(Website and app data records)
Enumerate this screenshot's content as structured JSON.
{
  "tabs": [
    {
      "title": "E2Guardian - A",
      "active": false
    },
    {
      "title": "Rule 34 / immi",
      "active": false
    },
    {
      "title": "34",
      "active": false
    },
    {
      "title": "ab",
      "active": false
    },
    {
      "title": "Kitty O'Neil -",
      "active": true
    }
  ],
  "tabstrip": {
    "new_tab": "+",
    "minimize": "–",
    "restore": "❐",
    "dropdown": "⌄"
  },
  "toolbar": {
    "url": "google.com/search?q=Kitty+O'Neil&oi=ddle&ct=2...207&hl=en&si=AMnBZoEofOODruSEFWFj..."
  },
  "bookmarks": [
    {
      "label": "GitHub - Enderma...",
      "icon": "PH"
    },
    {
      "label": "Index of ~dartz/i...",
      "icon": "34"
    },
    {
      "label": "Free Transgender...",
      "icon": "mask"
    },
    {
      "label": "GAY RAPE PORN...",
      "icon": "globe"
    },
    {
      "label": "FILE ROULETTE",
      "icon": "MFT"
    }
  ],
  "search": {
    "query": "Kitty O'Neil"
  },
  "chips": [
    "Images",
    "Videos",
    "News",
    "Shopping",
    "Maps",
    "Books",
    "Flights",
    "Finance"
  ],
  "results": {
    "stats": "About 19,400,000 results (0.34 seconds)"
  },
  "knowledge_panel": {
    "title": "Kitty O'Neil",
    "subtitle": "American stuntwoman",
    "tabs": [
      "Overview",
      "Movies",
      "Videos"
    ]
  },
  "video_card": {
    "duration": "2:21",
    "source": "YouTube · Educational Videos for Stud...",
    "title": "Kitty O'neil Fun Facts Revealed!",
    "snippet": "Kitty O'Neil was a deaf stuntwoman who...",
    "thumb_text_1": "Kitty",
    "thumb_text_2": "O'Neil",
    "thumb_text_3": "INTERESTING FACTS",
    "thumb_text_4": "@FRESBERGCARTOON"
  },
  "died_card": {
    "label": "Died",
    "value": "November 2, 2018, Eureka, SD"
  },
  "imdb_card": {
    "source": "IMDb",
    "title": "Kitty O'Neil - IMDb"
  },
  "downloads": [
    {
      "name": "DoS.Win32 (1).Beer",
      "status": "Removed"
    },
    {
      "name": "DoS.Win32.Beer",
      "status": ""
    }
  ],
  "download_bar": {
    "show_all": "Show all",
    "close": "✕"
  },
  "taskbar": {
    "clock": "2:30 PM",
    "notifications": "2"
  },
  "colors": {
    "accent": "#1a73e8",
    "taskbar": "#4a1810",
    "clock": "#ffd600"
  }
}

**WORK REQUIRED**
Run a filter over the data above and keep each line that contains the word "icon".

**RESULT OF THE TASK**
      "icon": "PH"
      "icon": "34"
      "icon": "mask"
      "icon": "globe"
      "icon": "MFT"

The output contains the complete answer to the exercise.